  • August 26, 1998: agreement on the mutual promotion and protection of investments.
  • March 15, 2001: cultural exchange programme between the Federal Government of the Federal Republic of Yugoslavia and the Government of the DPR of Korea for the years 2001–2003.

Trade relations

Under President Slobodan Milosevic, Serbia had a very close relationship with North Korea. It was rumoured that North Korean students came to study in Belgrade. Yet trade between Yugoslavia and North Korea was very limited, worth roughly 1.37 million Euros.[citation needed]

Yugoslav Wars

During the 1999 NATO bombing of Yugoslavia, the North Korean government strongly condemned NATO action against Serbia. The North Korean foreign minister Paek Man Sun expressed his full support of the Serbian government against NATO, and urged the world community to prevent the United States from using military force in Kosovo.[2][3]

In February 2000, a Workers Party of Korea delegation participated in the fourth congress of the Socialist Party of Serbia, and representative Kim Man Ik delivered a speech condemning American imperialism in the Yugoslav Wars, and expressed his solidarity with the Serbian government and Slobodan Milošević. Regarding Serbia's military action in Kosovo, Kim said, "The people and armed forces of Yugoslavia, determined to defend to the end the sovereignty of the country, turned out valiantly in a sacred war against the aggression of the US-led NATO forces and fully demonstrated to the rest of the world their indefatigable will and heroic stamina."[4]

Further Relations

In March 2017, North Korean Ambassador Ri Pyong Du visited Belgrade and reaffirmed North Korea's support of Serbia's position on Kosovo.
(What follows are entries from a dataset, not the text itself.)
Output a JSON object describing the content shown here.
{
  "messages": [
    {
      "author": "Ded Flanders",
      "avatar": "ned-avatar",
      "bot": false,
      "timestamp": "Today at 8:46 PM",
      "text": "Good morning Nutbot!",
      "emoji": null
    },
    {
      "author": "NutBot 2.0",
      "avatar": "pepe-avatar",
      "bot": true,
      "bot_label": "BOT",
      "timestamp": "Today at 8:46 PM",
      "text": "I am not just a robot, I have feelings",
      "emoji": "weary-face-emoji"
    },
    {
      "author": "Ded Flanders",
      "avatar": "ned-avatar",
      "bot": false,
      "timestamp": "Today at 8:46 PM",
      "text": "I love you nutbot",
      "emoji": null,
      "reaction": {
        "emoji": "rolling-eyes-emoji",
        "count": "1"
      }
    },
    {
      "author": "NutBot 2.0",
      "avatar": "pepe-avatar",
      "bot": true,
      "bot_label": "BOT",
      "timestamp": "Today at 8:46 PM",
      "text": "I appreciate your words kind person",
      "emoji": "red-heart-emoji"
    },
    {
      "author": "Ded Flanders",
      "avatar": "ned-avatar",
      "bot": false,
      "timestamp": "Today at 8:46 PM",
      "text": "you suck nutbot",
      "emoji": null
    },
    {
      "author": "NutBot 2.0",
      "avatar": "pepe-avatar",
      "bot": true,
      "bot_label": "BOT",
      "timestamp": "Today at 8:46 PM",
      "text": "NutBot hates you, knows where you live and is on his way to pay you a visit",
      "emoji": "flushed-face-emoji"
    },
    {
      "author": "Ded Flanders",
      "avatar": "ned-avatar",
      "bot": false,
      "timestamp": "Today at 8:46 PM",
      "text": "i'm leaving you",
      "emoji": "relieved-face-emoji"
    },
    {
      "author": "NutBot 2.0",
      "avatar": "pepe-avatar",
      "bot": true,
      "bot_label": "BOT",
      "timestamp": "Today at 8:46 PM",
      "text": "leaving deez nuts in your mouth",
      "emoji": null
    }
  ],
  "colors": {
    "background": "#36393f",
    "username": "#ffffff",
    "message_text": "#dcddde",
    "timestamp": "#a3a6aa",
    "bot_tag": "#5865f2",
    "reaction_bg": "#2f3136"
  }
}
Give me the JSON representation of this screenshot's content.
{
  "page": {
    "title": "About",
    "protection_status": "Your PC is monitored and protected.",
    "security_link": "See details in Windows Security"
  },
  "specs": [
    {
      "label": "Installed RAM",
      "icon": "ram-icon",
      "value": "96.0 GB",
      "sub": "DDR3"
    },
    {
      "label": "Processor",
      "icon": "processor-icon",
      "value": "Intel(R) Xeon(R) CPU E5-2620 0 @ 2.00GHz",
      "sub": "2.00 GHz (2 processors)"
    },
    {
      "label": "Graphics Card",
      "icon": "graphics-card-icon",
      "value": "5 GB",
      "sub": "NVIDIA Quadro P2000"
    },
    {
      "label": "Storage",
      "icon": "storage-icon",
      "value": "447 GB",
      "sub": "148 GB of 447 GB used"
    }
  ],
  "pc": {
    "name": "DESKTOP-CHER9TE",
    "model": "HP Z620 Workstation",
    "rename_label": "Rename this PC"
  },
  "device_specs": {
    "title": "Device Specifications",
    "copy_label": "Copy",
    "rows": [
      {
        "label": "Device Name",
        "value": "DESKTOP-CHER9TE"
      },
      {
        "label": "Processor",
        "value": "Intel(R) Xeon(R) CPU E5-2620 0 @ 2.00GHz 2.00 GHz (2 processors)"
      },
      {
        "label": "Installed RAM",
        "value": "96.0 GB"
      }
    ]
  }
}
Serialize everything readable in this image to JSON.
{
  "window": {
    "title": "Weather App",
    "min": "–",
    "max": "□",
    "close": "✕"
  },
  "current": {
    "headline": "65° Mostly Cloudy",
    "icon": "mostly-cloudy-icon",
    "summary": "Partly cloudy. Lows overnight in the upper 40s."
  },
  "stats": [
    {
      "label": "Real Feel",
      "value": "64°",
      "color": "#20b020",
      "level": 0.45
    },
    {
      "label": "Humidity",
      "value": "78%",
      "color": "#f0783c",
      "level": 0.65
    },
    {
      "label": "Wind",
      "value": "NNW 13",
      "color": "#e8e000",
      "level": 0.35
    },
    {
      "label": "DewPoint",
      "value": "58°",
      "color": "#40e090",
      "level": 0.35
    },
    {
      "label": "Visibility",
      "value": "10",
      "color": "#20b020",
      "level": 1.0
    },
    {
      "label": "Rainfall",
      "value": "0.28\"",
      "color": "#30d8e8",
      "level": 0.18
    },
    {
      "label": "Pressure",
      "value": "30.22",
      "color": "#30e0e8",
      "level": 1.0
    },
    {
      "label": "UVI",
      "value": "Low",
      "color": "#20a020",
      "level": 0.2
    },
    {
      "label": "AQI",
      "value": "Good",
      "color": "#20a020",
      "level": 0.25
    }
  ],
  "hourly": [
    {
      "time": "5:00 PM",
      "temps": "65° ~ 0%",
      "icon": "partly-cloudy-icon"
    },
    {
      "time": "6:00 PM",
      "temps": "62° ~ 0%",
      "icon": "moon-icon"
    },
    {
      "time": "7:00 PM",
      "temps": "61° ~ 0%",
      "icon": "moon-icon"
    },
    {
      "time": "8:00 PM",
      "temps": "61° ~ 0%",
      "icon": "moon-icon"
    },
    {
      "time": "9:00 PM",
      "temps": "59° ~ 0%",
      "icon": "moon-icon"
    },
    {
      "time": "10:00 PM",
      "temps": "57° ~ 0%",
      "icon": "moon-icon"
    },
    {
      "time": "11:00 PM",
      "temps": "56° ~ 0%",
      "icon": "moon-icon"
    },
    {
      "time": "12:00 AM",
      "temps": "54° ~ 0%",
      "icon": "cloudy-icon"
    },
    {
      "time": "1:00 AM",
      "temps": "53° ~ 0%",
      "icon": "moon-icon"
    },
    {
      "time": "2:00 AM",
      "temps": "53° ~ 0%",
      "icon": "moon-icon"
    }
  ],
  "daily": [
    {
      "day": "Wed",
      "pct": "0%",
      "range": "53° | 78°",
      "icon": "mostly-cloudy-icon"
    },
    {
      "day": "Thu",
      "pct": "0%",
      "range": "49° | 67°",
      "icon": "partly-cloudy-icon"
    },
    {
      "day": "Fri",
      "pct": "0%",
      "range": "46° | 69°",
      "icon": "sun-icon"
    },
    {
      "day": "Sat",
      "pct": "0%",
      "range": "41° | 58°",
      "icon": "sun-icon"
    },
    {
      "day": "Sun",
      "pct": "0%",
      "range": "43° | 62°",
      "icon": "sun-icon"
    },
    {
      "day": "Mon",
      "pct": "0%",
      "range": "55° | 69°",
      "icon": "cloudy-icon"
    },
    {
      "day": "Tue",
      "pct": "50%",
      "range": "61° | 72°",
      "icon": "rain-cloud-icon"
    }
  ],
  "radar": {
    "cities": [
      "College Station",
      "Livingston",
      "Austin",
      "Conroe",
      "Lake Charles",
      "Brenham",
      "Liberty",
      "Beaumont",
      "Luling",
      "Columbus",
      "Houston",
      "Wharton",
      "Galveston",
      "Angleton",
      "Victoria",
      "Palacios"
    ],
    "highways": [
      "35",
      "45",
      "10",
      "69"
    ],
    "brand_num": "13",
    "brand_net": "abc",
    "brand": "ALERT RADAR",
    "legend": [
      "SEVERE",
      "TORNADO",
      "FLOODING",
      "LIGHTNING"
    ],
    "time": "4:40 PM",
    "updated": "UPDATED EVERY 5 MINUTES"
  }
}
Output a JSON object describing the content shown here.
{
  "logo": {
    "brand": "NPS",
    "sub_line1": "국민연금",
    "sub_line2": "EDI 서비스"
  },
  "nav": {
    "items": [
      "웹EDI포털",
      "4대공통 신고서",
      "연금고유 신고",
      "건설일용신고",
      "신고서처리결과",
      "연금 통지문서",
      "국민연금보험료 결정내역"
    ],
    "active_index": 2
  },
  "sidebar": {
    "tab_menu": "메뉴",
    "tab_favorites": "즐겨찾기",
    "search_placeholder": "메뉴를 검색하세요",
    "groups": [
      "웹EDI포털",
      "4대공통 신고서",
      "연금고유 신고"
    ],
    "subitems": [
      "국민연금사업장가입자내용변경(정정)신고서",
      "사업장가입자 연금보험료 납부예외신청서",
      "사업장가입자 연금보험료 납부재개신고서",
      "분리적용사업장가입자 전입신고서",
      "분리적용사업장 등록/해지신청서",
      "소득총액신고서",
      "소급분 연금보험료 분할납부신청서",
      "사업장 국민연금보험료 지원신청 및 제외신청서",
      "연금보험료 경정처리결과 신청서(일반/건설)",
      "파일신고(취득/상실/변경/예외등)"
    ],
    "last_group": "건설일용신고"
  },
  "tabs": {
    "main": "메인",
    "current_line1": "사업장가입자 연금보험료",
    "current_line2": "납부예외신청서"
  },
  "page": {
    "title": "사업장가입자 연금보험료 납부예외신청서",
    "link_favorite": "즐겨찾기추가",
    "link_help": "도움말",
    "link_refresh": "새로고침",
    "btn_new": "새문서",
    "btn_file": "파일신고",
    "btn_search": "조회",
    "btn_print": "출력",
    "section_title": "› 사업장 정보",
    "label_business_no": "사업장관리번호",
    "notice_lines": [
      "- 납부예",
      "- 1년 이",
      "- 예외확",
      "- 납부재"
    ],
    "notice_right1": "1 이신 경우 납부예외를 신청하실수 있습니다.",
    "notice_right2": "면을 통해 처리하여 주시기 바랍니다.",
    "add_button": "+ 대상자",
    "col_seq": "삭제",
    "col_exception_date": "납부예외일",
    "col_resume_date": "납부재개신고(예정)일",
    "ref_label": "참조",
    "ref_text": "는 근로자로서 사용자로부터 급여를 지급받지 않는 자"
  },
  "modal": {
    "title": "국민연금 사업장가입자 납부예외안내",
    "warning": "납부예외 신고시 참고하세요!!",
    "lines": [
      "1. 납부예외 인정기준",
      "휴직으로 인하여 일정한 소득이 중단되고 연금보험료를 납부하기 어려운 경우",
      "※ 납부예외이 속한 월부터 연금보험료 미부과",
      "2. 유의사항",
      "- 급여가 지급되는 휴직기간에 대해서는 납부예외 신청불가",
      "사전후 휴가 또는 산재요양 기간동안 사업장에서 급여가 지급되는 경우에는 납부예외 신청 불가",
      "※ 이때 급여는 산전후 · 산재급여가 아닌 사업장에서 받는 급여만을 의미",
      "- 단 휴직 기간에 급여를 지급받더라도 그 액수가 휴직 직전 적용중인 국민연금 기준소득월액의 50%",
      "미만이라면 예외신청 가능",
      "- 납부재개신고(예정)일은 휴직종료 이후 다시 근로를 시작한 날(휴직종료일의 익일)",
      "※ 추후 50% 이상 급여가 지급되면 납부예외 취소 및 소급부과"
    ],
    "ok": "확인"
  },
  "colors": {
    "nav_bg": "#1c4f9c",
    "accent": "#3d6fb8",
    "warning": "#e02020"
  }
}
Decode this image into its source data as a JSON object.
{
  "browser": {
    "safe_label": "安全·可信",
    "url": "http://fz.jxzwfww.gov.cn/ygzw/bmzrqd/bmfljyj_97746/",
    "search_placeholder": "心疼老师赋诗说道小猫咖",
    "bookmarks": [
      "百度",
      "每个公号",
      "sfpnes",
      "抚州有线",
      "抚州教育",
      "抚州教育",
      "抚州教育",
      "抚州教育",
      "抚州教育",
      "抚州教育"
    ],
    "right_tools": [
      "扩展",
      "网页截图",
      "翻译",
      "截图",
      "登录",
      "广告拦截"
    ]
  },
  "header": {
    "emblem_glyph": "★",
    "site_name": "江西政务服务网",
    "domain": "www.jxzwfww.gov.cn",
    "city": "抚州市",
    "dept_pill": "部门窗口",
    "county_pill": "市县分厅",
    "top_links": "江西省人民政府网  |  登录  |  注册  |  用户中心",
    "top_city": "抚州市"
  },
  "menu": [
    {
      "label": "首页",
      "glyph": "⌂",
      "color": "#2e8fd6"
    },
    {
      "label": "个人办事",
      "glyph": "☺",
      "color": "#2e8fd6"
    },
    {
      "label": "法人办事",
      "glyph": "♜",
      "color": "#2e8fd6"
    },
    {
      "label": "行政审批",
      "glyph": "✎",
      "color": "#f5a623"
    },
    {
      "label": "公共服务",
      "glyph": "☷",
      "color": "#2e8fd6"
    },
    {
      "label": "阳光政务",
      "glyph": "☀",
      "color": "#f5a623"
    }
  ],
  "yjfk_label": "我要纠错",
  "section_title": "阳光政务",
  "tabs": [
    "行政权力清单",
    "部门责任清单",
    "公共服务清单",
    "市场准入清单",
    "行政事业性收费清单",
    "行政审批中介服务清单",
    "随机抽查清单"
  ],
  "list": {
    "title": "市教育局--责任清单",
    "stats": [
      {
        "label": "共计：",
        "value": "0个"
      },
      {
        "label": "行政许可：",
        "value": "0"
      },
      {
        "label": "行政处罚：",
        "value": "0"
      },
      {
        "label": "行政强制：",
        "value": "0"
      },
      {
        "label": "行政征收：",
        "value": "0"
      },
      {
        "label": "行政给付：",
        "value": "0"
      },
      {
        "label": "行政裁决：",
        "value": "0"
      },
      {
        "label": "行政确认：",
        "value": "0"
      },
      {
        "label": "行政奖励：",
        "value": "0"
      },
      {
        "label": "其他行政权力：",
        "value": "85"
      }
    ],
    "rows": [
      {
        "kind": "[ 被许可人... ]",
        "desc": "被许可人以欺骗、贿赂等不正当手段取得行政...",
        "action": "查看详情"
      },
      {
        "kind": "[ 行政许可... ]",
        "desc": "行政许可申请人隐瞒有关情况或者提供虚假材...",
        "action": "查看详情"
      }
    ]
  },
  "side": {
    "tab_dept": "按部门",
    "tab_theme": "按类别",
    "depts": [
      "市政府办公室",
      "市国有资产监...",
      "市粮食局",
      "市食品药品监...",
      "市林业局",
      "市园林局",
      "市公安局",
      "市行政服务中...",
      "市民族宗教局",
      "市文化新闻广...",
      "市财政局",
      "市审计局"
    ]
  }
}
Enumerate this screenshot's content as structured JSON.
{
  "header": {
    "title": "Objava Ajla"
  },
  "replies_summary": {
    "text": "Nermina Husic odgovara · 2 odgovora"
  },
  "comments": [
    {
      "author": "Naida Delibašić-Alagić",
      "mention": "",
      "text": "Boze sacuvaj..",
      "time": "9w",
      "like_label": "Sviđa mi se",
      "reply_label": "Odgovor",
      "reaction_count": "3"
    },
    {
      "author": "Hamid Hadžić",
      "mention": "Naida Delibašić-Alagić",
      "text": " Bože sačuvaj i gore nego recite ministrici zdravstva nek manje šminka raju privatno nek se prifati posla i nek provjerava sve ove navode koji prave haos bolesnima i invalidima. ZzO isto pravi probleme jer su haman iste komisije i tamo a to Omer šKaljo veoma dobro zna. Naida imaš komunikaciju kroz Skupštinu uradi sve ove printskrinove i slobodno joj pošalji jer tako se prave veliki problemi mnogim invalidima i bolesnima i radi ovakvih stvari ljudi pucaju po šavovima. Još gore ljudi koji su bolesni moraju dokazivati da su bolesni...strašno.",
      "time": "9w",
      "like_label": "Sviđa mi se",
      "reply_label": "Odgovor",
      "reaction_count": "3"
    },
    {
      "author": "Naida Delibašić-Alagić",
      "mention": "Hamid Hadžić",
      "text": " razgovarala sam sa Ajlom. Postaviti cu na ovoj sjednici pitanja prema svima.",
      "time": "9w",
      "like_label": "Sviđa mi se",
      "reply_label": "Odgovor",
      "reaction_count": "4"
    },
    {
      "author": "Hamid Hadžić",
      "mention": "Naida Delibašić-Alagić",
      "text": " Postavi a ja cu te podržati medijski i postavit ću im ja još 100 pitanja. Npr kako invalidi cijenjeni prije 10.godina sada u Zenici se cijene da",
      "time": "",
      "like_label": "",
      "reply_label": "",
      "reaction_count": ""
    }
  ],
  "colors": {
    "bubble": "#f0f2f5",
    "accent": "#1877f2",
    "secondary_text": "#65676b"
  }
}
Here Serbian foreign minister Ivica Dacic stressed the need for a diplomatic solution to the North Korean crisis.[1][5]

See also


  1. Ramani, Samuel (16 October 2017). "What North Korea Learned From the Kosovo War". The Diplomat.
  2. “Pyongyang Blasts NATO for Yugo Bombings, Backs Belgrade.” Russian News Agency TASS, 8 Apr. 1999.
  3. Valiyev, Alexander. “N. Korea Cautions against Military Solution to Kosovo Issue .” Russian News Agency TASS, 4 Mar. 1999.
  4. Ik, Kim Man. "Equality and Non-Interference versus Domination." Fourth Congress of the Socialist Party of Serbia. Belgrade. 17 Feb. 2000. Speech.
  5. “Serbia Grateful to N. Korea for Stance on Kosovo.” B92.Net, B92, 21 Mar. 2017.